Mudfish are probably one of the least known freshwater fish. There are five species in New Zealand, and they have become specialised for life in a distinctive type of habitat – swamps, drains, and forest pools that tend to dry up in summer. They can exist in these habitats because they have the ability to survive out of water during drought. In fact, the first records of these fish often came because specimens were discovered curled up in the mud when wet areas were dug up for drainage or cultivation.
Mudfish are an elongate, slender-bodied fish with blunt heads and small eyes. Three of the five species lack pelvic fins, and this is the easiest way to distinguish them from other members of the Galaxiidae family.

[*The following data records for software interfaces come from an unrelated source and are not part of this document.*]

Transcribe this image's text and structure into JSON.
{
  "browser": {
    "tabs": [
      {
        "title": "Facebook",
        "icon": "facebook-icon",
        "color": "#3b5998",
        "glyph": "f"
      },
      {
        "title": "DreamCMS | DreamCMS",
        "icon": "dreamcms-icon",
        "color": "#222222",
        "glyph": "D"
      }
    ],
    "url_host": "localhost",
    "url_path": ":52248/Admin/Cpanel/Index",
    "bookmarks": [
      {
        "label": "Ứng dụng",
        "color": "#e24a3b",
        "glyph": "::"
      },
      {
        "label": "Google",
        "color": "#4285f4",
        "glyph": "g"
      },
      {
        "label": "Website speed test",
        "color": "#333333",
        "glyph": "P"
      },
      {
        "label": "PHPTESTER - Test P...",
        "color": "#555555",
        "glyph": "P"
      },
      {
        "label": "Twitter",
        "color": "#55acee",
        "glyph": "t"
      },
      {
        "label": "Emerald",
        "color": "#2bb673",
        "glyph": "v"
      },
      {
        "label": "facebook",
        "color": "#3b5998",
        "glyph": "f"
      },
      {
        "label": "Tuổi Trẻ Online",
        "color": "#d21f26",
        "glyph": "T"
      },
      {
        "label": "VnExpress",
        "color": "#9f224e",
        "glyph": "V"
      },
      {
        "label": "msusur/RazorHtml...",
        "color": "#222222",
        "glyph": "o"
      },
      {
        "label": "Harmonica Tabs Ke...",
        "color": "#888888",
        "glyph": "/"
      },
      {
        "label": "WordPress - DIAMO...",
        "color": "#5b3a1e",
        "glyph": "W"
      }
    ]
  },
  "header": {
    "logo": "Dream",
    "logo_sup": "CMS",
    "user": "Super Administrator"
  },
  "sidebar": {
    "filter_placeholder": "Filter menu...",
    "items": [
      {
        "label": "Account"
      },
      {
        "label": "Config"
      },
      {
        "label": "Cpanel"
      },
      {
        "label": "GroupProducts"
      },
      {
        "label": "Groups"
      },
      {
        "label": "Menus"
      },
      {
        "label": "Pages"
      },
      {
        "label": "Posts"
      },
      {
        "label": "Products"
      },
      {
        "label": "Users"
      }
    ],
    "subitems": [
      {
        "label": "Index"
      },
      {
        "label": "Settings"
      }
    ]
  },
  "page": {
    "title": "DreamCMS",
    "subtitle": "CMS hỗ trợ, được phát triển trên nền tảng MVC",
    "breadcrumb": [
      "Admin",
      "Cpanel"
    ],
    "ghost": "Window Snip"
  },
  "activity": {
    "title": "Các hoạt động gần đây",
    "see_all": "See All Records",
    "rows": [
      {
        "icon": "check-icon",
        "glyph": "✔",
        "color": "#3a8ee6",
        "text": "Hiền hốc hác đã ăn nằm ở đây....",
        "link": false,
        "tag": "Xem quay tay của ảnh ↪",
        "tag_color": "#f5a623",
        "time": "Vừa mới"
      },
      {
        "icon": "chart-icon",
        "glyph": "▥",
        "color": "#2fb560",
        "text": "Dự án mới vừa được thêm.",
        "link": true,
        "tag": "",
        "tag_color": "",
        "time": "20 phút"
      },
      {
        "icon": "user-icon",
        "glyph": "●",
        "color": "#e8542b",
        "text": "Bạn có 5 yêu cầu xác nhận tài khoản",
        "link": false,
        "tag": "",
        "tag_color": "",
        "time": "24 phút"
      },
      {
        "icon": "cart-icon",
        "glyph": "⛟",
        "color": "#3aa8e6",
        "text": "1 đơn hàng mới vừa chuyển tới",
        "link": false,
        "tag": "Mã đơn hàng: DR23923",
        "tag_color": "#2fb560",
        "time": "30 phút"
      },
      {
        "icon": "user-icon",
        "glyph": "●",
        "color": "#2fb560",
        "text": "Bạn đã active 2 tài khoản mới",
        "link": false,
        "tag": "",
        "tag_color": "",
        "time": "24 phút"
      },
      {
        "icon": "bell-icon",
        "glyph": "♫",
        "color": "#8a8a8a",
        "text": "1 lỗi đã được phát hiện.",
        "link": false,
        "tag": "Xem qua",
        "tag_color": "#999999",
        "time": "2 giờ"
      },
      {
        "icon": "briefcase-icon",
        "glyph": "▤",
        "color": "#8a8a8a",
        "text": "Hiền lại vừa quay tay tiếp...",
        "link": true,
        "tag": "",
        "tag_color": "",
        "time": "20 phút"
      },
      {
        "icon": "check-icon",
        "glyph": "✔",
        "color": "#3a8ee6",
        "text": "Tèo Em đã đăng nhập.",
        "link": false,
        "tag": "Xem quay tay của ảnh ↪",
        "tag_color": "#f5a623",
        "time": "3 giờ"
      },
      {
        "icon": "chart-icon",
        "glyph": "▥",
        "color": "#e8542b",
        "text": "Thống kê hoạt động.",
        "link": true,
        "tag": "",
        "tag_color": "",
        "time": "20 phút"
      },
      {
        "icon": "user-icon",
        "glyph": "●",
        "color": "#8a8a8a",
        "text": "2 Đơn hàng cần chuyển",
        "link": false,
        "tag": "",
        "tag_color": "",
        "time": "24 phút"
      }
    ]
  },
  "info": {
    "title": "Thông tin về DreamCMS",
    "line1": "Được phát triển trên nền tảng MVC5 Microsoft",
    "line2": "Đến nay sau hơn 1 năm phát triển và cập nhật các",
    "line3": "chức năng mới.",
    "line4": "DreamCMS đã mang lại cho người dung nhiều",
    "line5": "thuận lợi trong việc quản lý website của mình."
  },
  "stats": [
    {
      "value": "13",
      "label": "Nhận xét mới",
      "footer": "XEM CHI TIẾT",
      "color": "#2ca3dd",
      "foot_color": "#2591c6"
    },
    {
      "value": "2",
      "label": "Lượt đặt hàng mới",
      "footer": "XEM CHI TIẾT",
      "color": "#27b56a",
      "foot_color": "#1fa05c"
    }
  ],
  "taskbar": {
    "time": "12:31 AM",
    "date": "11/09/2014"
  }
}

The brown mudfish occupies central New Zealand, from Taranaki, through Wellington and the Wairarapa, and down the northwest coast of the South Island. As its distribution does not overlap with the other mudfish species, there is little chance of confusing this species with the others.
Studies show that mudfish mature during the summer aestivation period and spawn as soon as their habitat is re-inundated in the autumn. This gives the larvae the longest possible period with water present in which to develop and grow. Not all brown mudfish aestivate as some live in permanent water. These populations may spawn at any time of the year. Brown mudfish reach a maximum age of at least seven years and grow to about 150 mm in length.